    • Don't allow reptiles and amphibians to roam around the living area; people can become sick from touching surfaces contaminated with animal waste
    • Clean their equipment and habitats outdoors if possible.  Alternatively, use a laundry sink or bathtub, thoroughly cleaning and disinfecting after use
    • Pour tank water and other waste water from reptile and amphibian habitats down the toilet instead of sinks and drains.

    Safe Feeding Practices for your Reptile or Amphibian

    • Use a designated container for animal food and keep it away from human food
    • Wash your hands and the container after each feeding
    • If using feeder rodents:
      • Feeder rodents can also carry Salmonella and other germs and appear healthy
      • Freezing feeder rodents does not kill germs
      • Handle live feeder rodents and their habits as you would for reptiles and amphibians to protect against exposure to Salmonella and other germs
      • Prevent injury to your pet by feeding frozen rodents-never feed them wild rodents

    Prevent Injuries from Reptiles and Amphibians

    *Venomous reptiles and amphibians should not be kept in a household setting*

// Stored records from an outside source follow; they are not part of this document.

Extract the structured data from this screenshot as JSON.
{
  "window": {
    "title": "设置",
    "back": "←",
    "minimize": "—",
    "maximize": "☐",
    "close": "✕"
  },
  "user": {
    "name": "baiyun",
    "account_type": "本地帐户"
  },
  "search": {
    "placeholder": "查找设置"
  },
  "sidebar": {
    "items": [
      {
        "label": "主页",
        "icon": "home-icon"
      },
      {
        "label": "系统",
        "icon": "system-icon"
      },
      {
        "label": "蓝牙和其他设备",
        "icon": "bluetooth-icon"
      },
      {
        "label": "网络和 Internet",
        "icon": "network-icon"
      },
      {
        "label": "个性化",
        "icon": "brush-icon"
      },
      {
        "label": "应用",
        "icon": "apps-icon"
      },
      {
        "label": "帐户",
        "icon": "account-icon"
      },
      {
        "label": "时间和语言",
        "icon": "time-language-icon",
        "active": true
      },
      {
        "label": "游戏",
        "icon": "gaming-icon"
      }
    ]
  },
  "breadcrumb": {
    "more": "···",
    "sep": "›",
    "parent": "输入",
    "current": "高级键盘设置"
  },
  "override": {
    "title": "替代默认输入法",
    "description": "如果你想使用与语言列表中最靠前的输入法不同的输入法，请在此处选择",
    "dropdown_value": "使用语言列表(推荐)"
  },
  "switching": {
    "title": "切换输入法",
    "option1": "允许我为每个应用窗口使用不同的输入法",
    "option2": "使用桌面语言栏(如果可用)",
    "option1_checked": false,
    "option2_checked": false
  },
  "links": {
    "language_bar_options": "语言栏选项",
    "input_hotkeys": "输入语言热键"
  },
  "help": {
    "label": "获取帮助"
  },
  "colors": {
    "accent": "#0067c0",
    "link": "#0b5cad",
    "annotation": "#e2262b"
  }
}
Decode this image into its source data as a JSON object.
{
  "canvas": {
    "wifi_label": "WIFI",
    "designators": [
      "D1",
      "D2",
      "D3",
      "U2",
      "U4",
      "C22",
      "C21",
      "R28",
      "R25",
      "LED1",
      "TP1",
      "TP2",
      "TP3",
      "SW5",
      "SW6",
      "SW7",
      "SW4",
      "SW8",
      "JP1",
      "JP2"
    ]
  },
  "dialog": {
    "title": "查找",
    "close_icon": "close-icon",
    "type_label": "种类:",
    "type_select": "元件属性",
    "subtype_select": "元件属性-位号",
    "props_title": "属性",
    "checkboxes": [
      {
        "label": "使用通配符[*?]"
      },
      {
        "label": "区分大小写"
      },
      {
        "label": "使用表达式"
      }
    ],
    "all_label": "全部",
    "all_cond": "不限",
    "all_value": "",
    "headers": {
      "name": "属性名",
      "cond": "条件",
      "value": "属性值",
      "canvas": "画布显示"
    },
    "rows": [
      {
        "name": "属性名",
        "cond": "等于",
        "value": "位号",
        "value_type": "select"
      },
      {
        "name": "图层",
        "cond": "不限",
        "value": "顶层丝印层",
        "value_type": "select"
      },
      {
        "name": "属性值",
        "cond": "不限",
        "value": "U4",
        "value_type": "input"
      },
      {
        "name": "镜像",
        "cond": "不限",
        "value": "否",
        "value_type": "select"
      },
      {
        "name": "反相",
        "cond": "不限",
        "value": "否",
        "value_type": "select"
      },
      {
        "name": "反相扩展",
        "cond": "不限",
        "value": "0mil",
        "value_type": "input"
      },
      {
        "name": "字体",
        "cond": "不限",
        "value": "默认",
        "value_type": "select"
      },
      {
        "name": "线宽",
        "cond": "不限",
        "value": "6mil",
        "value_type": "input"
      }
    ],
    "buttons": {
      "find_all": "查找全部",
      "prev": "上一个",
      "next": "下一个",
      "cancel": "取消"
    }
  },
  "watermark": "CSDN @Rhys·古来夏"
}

    • Bites and scratches from reptiles and amphibians can be dangerous because they can spread germs or even toxic substances, depending on the type of animal
    • Don't kiss them or hold them close to your face
    • Let them know you are near before you pick them up-they are more likely to bite if they are surprised
    • Feed them with tongs, don't use your hands
    • Handle them often to get them used to being held
    • Wash any injury immediately with soap and water
    • Seek medical attention when:
      • The animal is venomous or produces toxic substances-more information about snake bites is here
      • The animal appears sick
      • The injury is severe, is red, painful, warm or swollen, and it has been 5 years since you last tetanus vaccination